Christine and Aldo next to their FJ74 at Lake Powell

Christine and Aldo next to their FJ74 at Lake Powell

I slept in my tent more than usual, due to both rain, or threat of rain, and mosquitoes.  The bugs made a strong showing this year, more so than in the last few years.  We fought them on the San Juan, especially my son Nicolai, mostly at the Sand Island put in.  We fought them in the Escalante, especially Robert- I had brought along my 4 ounce home-made bug net. But in both cases as we moved along they seemed to stay behind, leaving us to sleep in peace on the sand or slickrock.

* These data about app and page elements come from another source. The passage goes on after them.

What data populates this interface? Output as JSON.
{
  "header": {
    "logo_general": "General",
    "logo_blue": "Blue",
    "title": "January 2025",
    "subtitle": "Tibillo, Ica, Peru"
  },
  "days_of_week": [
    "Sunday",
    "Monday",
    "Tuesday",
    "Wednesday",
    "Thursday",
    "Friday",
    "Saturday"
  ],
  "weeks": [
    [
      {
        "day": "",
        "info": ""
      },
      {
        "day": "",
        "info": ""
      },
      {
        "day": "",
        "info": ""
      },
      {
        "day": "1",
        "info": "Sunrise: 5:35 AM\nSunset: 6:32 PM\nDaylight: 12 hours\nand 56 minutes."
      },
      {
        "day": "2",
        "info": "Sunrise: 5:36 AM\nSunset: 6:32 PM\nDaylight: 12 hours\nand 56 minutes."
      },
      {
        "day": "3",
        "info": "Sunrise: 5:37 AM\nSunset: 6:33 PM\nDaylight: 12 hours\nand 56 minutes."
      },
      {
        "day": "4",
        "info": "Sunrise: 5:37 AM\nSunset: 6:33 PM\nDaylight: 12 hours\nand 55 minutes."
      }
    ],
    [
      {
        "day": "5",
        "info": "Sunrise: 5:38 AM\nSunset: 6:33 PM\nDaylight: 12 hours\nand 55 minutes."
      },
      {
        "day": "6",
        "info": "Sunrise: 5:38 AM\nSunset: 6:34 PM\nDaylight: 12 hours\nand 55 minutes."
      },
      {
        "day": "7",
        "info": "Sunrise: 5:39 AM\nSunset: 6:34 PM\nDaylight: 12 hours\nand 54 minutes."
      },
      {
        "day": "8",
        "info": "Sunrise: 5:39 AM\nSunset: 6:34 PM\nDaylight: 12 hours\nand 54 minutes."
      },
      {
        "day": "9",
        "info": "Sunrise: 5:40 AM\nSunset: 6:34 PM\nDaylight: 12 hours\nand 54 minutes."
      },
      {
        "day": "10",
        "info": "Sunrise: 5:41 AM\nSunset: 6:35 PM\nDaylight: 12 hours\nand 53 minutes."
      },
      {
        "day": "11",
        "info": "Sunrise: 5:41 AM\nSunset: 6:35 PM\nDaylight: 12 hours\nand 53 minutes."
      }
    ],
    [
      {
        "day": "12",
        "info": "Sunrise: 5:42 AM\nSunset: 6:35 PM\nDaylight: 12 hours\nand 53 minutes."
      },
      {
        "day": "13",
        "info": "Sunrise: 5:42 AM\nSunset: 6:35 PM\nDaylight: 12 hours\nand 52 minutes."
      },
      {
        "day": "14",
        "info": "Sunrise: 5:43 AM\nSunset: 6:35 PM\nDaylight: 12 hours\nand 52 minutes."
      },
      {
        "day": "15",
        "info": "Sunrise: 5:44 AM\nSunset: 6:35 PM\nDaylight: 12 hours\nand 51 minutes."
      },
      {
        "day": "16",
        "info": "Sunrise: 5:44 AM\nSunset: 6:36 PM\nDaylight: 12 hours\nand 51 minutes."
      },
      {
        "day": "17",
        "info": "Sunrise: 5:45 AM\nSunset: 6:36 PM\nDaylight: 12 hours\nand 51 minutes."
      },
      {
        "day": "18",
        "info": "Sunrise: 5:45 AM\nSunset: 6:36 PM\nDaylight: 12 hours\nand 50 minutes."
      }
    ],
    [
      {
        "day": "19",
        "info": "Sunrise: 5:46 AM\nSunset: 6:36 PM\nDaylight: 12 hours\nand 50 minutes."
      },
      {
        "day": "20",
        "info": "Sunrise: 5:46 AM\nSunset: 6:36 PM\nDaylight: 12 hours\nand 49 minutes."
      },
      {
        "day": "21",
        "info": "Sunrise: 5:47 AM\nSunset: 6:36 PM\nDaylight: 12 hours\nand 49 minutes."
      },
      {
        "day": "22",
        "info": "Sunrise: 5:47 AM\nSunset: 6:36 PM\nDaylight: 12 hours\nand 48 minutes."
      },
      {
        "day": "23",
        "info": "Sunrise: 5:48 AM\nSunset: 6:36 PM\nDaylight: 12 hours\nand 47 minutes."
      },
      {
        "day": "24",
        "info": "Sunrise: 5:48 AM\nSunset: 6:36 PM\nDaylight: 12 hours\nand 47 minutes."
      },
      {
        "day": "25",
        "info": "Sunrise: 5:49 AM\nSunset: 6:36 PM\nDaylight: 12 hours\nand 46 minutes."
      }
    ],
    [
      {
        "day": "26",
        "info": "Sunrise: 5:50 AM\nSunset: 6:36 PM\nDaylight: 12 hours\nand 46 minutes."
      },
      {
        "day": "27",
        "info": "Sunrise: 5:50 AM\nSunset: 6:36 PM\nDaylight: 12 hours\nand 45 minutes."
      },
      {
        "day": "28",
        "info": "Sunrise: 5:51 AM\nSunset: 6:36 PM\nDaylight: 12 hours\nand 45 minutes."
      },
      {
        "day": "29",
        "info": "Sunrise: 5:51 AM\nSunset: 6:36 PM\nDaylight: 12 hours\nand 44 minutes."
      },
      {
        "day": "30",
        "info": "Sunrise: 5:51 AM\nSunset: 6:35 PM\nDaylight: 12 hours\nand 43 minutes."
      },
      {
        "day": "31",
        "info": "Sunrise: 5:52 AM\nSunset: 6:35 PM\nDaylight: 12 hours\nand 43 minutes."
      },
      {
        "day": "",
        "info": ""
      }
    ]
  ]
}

The weather felt different this summer.  As a whole it seemed rather moist and cool to me.  I began my summer in early May on the Dirty Devil wearing every piece of clothing I brought along for my two weeks alone there.  But by the end I was sunburned and in shorts.  There were some tremendous storms all across southern Utah, one hundred-year type storms that washed out roads and bridges and will be remembered for years, generations to come.  We were hit by one of these storms our fist night on the San Juan.  It more than doubled the flow to about 3000 CFS, so in the end we welcomed it.  The only time I really encountered the heat I would normally expect was in August on the White Rim, and then there were just a few days that reached into the high 90’s.  I do not mind the heat at all; I rather enjoy it.  On the White Rim the heat helped me to rise early, finish early, and spend afternoons sitting still, contemplating everything and nothing, as Balzac put it.  That is my purpose for traveling to the region: I retire to the desert to meditate in peace.

For more on my experiences in the Southwest desert, trip guides, and desert hiking tips visit the Desert Explorer website.